RAYMOND, Maine — Venezuela is undergoing a humanitarian crisis that has worsened since the economic effects of the COVID-19 pandemic hit the nation. Venezuelans lack essential services, like health care, water and food. The AFFECT Human Rights in Venezuela Act, H.R.8813, proposes extending the Independent International Fact-Finding Mission in Venezuela, which expired at the end of September 2022, to help the United States government find the correct methods for assisting Venezuelans.
Venezuela’s Humanitarian Crisis
Countless factors, including socio-political challenges, economic disasters and medical, food and water shortages have impacted Venezuela’s humanitarian crisis. The latest socio-political difficulties are the result of the 2015 Parliament and 2018 presidential elections.

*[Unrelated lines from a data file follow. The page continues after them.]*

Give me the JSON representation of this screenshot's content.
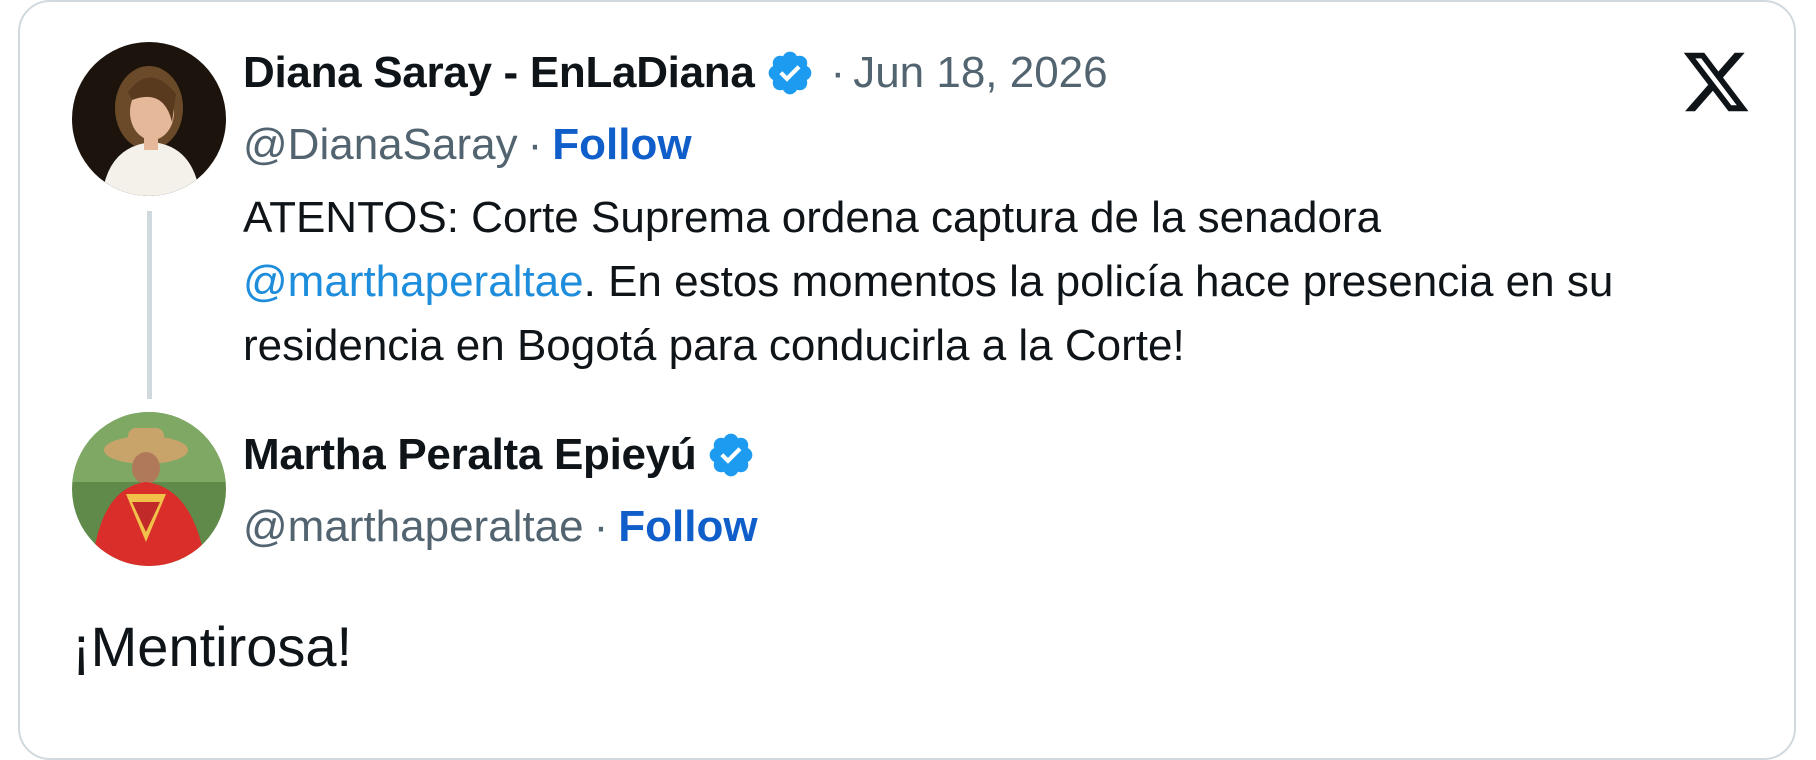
{
  "platform_logo": "x-logo-icon",
  "colors": {
    "verified": "#1d9bf0",
    "mention": "#1d8ddc",
    "follow": "#0f5ec9",
    "secondary_text": "#536471",
    "primary_text": "#0f1419",
    "border": "#cfd9de"
  },
  "quoted_post": {
    "display_name": "Diana Saray - EnLaDiana",
    "verified_icon": "verified-badge-icon",
    "date_separator": "·",
    "date": "Jun 18, 2026",
    "handle": "@DianaSaray",
    "separator": "·",
    "follow_label": "Follow",
    "text_line1": "ATENTOS: Corte Suprema ordena captura de la senadora",
    "mention": "@marthaperaltae",
    "text_line2_rest": ". En estos momentos la policía hace presencia en su",
    "text_line3": "residencia en Bogotá para conducirla a la Corte!"
  },
  "reply_post": {
    "display_name": "Martha Peralta Epieyú",
    "verified_icon": "verified-badge-icon",
    "handle": "@marthaperaltae",
    "separator": "·",
    "follow_label": "Follow",
    "text": "¡Mentirosa!"
  }
}
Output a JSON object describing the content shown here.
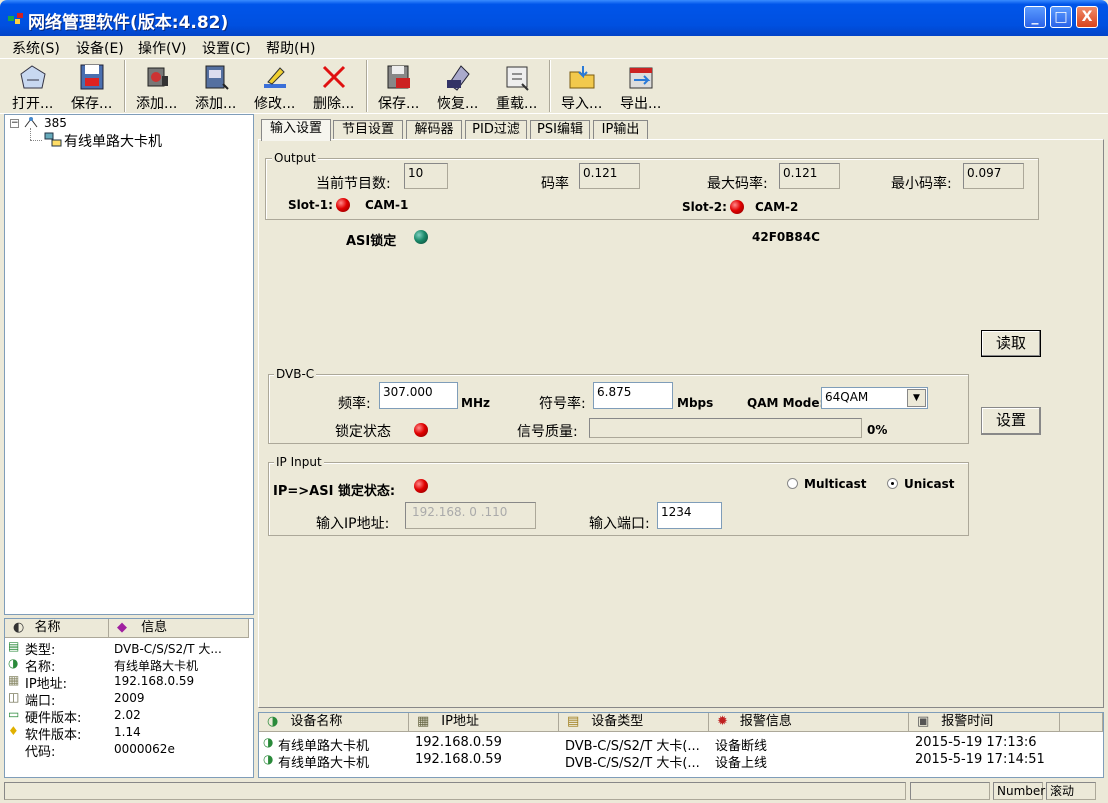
{
  "window": {
    "title": "网络管理软件(版本:4.82)",
    "minimize": "_",
    "maximize": "□",
    "close": "X"
  },
  "menu": [
    "系统(S)",
    "设备(E)",
    "操作(V)",
    "设置(C)",
    "帮助(H)"
  ],
  "toolbar": [
    {
      "label": "打开...",
      "icon": "open-icon"
    },
    {
      "label": "保存...",
      "icon": "save-icon"
    },
    {
      "label": "添加...",
      "icon": "add-device-icon"
    },
    {
      "label": "添加...",
      "icon": "add-item-icon"
    },
    {
      "label": "修改...",
      "icon": "edit-icon"
    },
    {
      "label": "删除...",
      "icon": "delete-icon"
    },
    {
      "label": "保存...",
      "icon": "save-config-icon"
    },
    {
      "label": "恢复...",
      "icon": "restore-icon"
    },
    {
      "label": "重载...",
      "icon": "reload-icon"
    },
    {
      "label": "导入...",
      "icon": "import-icon"
    },
    {
      "label": "导出...",
      "icon": "export-icon"
    }
  ],
  "tree": {
    "root": "385",
    "child": "有线单路大卡机"
  },
  "info_panel": {
    "headers": {
      "name": "名称",
      "info": "信息"
    },
    "rows": [
      {
        "label": "类型:",
        "value": "DVB-C/S/S2/T 大..."
      },
      {
        "label": "名称:",
        "value": "有线单路大卡机"
      },
      {
        "label": "IP地址:",
        "value": "192.168.0.59"
      },
      {
        "label": "端口:",
        "value": "2009"
      },
      {
        "label": "硬件版本:",
        "value": "2.02"
      },
      {
        "label": "软件版本:",
        "value": "1.14"
      },
      {
        "label": "代码:",
        "value": "0000062e"
      }
    ]
  },
  "tabs": [
    "输入设置",
    "节目设置",
    "解码器",
    "PID过滤",
    "PSI编辑",
    "IP输出"
  ],
  "output": {
    "title": "Output",
    "programs_label": "当前节目数:",
    "programs": "10",
    "rate_label": "码率",
    "rate": "0.121",
    "max_rate_label": "最大码率:",
    "max_rate": "0.121",
    "min_rate_label": "最小码率:",
    "min_rate": "0.097",
    "slot1_label": "Slot-1:",
    "slot1_value": "CAM-1",
    "slot2_label": "Slot-2:",
    "slot2_value": "CAM-2"
  },
  "asi": {
    "label": "ASI锁定",
    "code": "42F0B84C"
  },
  "read_button": "读取",
  "set_button": "设置",
  "dvbc": {
    "title": "DVB-C",
    "freq_label": "频率:",
    "freq": "307.000",
    "freq_unit": "MHz",
    "symbol_label": "符号率:",
    "symbol": "6.875",
    "symbol_unit": "Mbps",
    "qam_label": "QAM Mode:",
    "qam": "64QAM",
    "lock_label": "锁定状态",
    "quality_label": "信号质量:",
    "quality": "0%"
  },
  "ip_input": {
    "title": "IP Input",
    "lock_label": "IP=>ASI 锁定状态:",
    "multicast": "Multicast",
    "unicast": "Unicast",
    "ip_label": "输入IP地址:",
    "ip": "192.168. 0 .110",
    "port_label": "输入端口:",
    "port": "1234"
  },
  "alarm_table": {
    "headers": [
      "设备名称",
      "IP地址",
      "设备类型",
      "报警信息",
      "报警时间"
    ],
    "rows": [
      [
        "有线单路大卡机",
        "192.168.0.59",
        "DVB-C/S/S2/T 大卡(...",
        "设备断线",
        "2015-5-19 17:13:6"
      ],
      [
        "有线单路大卡机",
        "192.168.0.59",
        "DVB-C/S/S2/T 大卡(...",
        "设备上线",
        "2015-5-19 17:14:51"
      ]
    ]
  },
  "statusbar": {
    "number": "Number",
    "scroll": "滚动"
  }
}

World leaders criticize both as “unfair and unfree” elections, with voter suppression and voting date changes that dropped turnout to less than 50% of the voting population. The U.S. government does not recognize Venezuelan President Nicolas Maduro as legitimate. Instead, the U.S. recognizes interim President Juan Guaido as the nation’s chosen leader.
Venezuela’s economic crisis also stems from a sharp decline in oil output. As the prices for fossil fuels change, the economic status of a petrostate can change in an instant. Venezuela’s oil output hit its lowest production in decades because of the COVID-19 pandemic. The lowered production decreased foreign investments, job availability, and income, forcing Venezuela’s extreme poverty rate to increase rapidly and peak at 77% in 2021.
Medical, food and water shortages are constants in Venezuela’s humanitarian crisis. The medical crisis sees hospitals receiving no shipments of gauze, disinfectants and essential medical tools. Contaminated food and water are causing the deaths of children across Venezuela. Venezuelans are crossing the border into Colombia for proper medical treatment and clean food and water. Maduro and his government have halted numerous efforts to bring medical supplies or clean water to Venezuela. Due to the struggles of being a health care worker in Venezuela, many health care workers have left with few expectations of returning to Venezuela.
It is not only health care workers fleeing Venezuela, at least 6.8 million Venezuelans are also refugees.
H.R.8813 could help form a coherent picture of what forces are interfering with access to basic supplies and how the U.S. government can feasibly assist Venezuelans.
Previous US and UN Aid Missions’ Results
The U.N. and U.S. have attempted to end or improve the Venezuelan humanitarian crisis. Some plans have included immediate rescue or aid missions venturing into Venezuela, but most of these have required tremendous funding that has been difficult to achieve. The U.S.’s relief plans are challenging to accomplish, with unknown factors hindering progress, but efforts continue.
The U.S. is organizing efforts to help Venezuela through the United States Agency for International Development (USAID). One of the latest efforts is USAID’s newly announced pledge of $376 million for humanitarian assistance in Venezuela. The purpose of this mission is to commence efforts on water sanitation and provide food in the nutritiously poor areas of Venezuela.
The U.N.’s most significant efforts for Venezuelan relief came between 2020-2021. In 2021 the U.N. launched the 2021 Venezuela Humanitarian Response Plan to assist 4.5 million Venezuelans. The plan was to use the appropriated funds for “223 projects by 144 humanitarian actors, including U.N. agencies and international and national NGOs working in partnership with national institutions.” There has been little progress made, which is why there is a call to extend the fact-finding missions in Venezuela with H.R.8813.
On September 27, 2019, during the United Nations Human Rights Council meeting (UNHRC), the Council established an independent fact-finding mission to investigate “extrajudicial executions, enforced disappearances, arbitrary detentions and torture and other cruel, inhuman or degrading treatment since 2014 to ensure full accountability for perpetrators and justice for victims.”
The fact-finding mission reports, “Venezuelan people ‘have endured a decade of deepening economic, humanitarian and human rights crises, as well as the breaking down of State institutions, all of this exacerbated, most recently, by the impact of COVID-19. The clearest showing of this are the more than six million people who have had to leave the country.’” H.R.8813 proposes continuing the fact-finding mission so the U.S. government can fully understand the challenges of poverty and the humanitarian crisis in Venezuela.
U.S. government officials believe that the fact-finding missions will best help the government navigate policy-making that will bring an end to Venezuela’s humanitarian crisis. As Venezuelans continue to flee, the fact-finding mission must continue so the U.S. can help Venezuelans through the crisis that is leaving them starving and economically disadvantaged. U.S. government officials bipartisanly share a concern for Venezuelans. They know that H.R.8813 is the best chance of providing suitable support to Venezuelans in their hour of need.
– Clara Mulvihill